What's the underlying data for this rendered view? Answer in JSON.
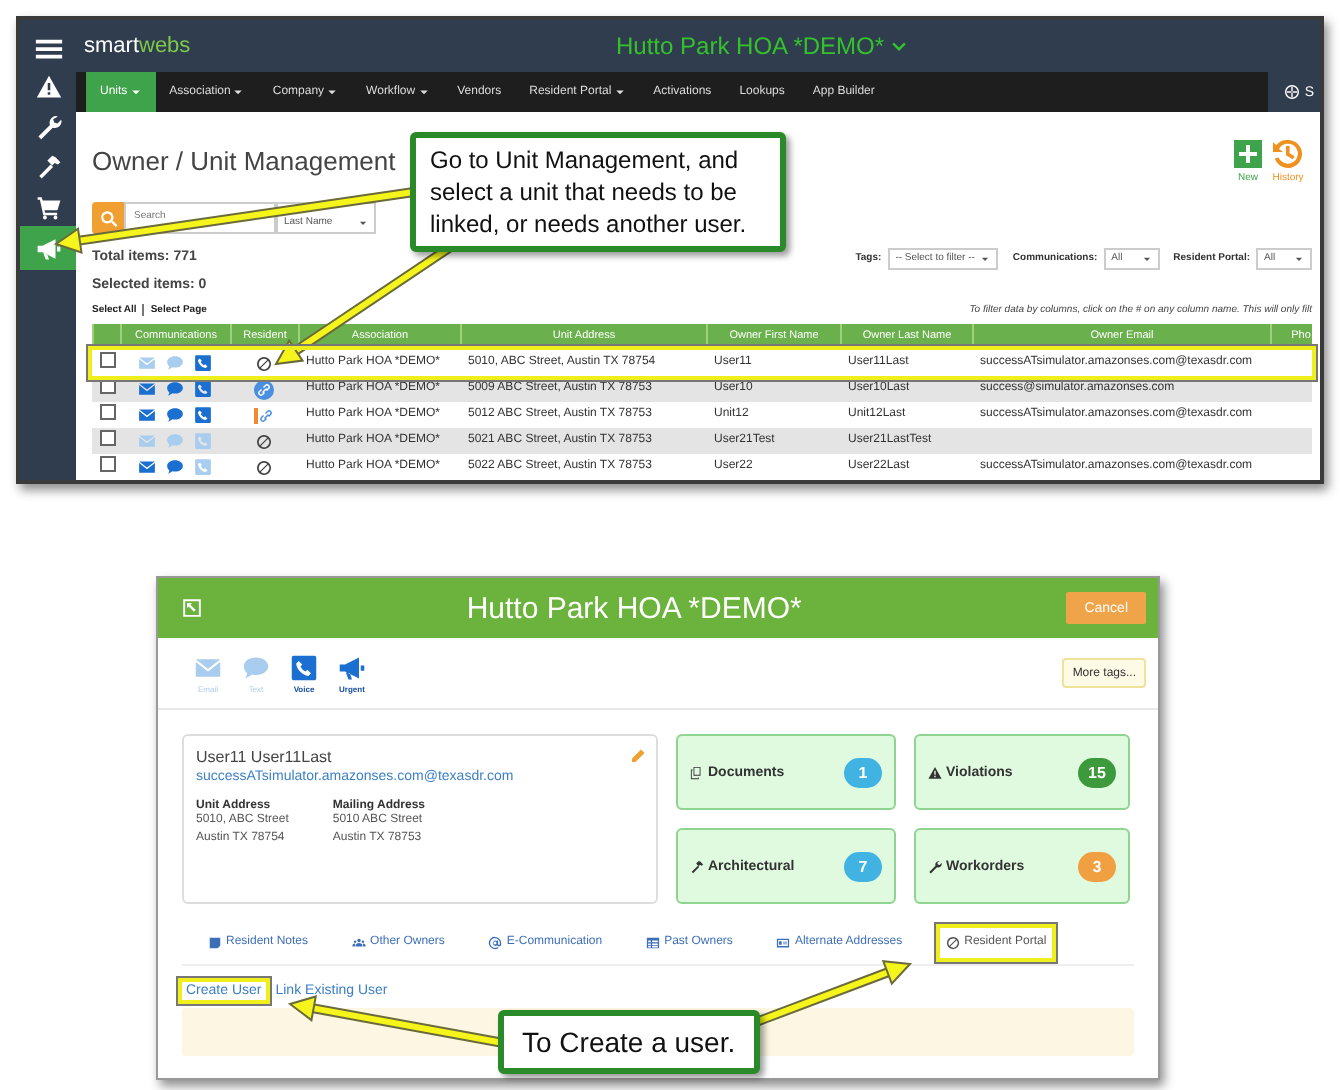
{
  "top_screen": {
    "sidebar": [
      {
        "selected": false
      },
      {
        "selected": false
      },
      {
        "selected": false
      },
      {
        "selected": false
      },
      {
        "selected": true
      }
    ],
    "logo": [
      "smart",
      "webs"
    ],
    "title": "Hutto Park HOA *DEMO*",
    "nav": [
      {
        "label": "Units",
        "selected": true,
        "dropdown": true
      },
      {
        "label": "Association",
        "selected": false,
        "dropdown": true
      },
      {
        "label": "Company",
        "selected": false,
        "dropdown": true
      },
      {
        "label": "Workflow",
        "selected": false,
        "dropdown": true
      },
      {
        "label": "Vendors",
        "selected": false,
        "dropdown": false
      },
      {
        "label": "Resident Portal",
        "selected": false,
        "dropdown": true
      },
      {
        "label": "Activations",
        "selected": false,
        "dropdown": false
      },
      {
        "label": "Lookups",
        "selected": false,
        "dropdown": false
      },
      {
        "label": "App Builder",
        "selected": false,
        "dropdown": false
      }
    ],
    "nav_right": "S",
    "page_title": "Owner / Unit Management",
    "actions": [
      {
        "label": "New",
        "kind": "new"
      },
      {
        "label": "History",
        "kind": "history"
      }
    ],
    "search": {
      "placeholder": "Search"
    },
    "sort": "Last Name",
    "total": "Total items: 771",
    "selected_count": "Selected items: 0",
    "filters": [
      {
        "label": "Tags:",
        "value": "-- Select to filter --"
      },
      {
        "label": "Communications:",
        "value": "All"
      },
      {
        "label": "Resident Portal:",
        "value": "All"
      }
    ],
    "select_all": "Select All",
    "select_page": "Select Page",
    "filter_hint": "To filter data by columns, click on the # on any column name. This will only filt",
    "columns": [
      "Communications",
      "Resident",
      "Association",
      "Unit Address",
      "Owner First Name",
      "Owner Last Name",
      "Owner Email",
      "Pho"
    ],
    "rows": [
      {
        "checked": false,
        "email": false,
        "text": false,
        "voice": true,
        "resident": {
          "kind": "none"
        },
        "association": "Hutto Park HOA *DEMO*",
        "address": "5010, ABC Street, Austin TX 78754",
        "first_name": "User11",
        "last_name": "User11Last",
        "owner_email": "successATsimulator.amazonses.com@texasdr.com",
        "highlighted": true
      },
      {
        "checked": false,
        "email": true,
        "text": true,
        "voice": true,
        "resident": {
          "kind": "linked"
        },
        "association": "Hutto Park HOA *DEMO*",
        "address": "5009 ABC Street, Austin TX 78753",
        "first_name": "User10",
        "last_name": "User10Last",
        "owner_email": "success@simulator.amazonses.com",
        "highlighted": false
      },
      {
        "checked": false,
        "email": true,
        "text": true,
        "voice": true,
        "resident": {
          "kind": "partial"
        },
        "association": "Hutto Park HOA *DEMO*",
        "address": "5012 ABC Street, Austin TX 78753",
        "first_name": "Unit12",
        "last_name": "Unit12Last",
        "owner_email": "successATsimulator.amazonses.com@texasdr.com",
        "highlighted": false
      },
      {
        "checked": false,
        "email": false,
        "text": false,
        "voice": false,
        "resident": {
          "kind": "none"
        },
        "association": "Hutto Park HOA *DEMO*",
        "address": "5021 ABC Street, Austin TX 78753",
        "first_name": "User21Test",
        "last_name": "User21LastTest",
        "highlighted": false
      },
      {
        "checked": false,
        "email": true,
        "text": true,
        "voice": false,
        "resident": {
          "kind": "none"
        },
        "association": "Hutto Park HOA *DEMO*",
        "address": "5022 ABC Street, Austin TX 78753",
        "first_name": "User22",
        "last_name": "User22Last",
        "owner_email": "successATsimulator.amazonses.com@texasdr.com",
        "highlighted": false
      }
    ]
  },
  "dialog": {
    "title": "Hutto Park HOA *DEMO*",
    "cancel": "Cancel",
    "channels": [
      {
        "label": "Email",
        "on": false
      },
      {
        "label": "Text",
        "on": false
      },
      {
        "label": "Voice",
        "on": true
      },
      {
        "label": "Urgent",
        "on": true
      }
    ],
    "more_tags": "More tags...",
    "owner": {
      "name": "User11 User11Last",
      "email": "successATsimulator.amazonses.com@texasdr.com",
      "addresses": [
        {
          "label": "Unit Address",
          "lines": [
            "5010, ABC Street",
            "Austin TX 78754"
          ]
        },
        {
          "label": "Mailing Address",
          "lines": [
            "5010 ABC Street",
            "Austin TX 78753"
          ]
        }
      ]
    },
    "tiles": [
      {
        "label": "Documents",
        "count": "1",
        "color": "#41b3e3"
      },
      {
        "label": "Violations",
        "count": "15",
        "color": "#3c9a3c"
      },
      {
        "label": "Architectural",
        "count": "7",
        "color": "#41b3e3"
      },
      {
        "label": "Workorders",
        "count": "3",
        "color": "#f0a040"
      }
    ],
    "tabs": [
      {
        "label": "Resident Notes",
        "selected": false,
        "highlighted": false
      },
      {
        "label": "Other Owners",
        "selected": false,
        "highlighted": false
      },
      {
        "label": "E-Communication",
        "selected": false,
        "highlighted": false
      },
      {
        "label": "Past Owners",
        "selected": false,
        "highlighted": false
      },
      {
        "label": "Alternate Addresses",
        "selected": false,
        "highlighted": false
      },
      {
        "label": "Resident Portal",
        "selected": true,
        "highlighted": true
      }
    ],
    "links": [
      {
        "label": "Create User",
        "highlighted": true
      },
      {
        "label": "Link Existing User",
        "highlighted": false
      }
    ]
  },
  "callouts": [
    {
      "text": "Go to Unit Management, and select a unit that needs to be linked, or needs another user."
    },
    {
      "text": "To Create a user."
    }
  ]
}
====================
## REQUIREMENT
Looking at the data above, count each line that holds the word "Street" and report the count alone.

## REPLY
7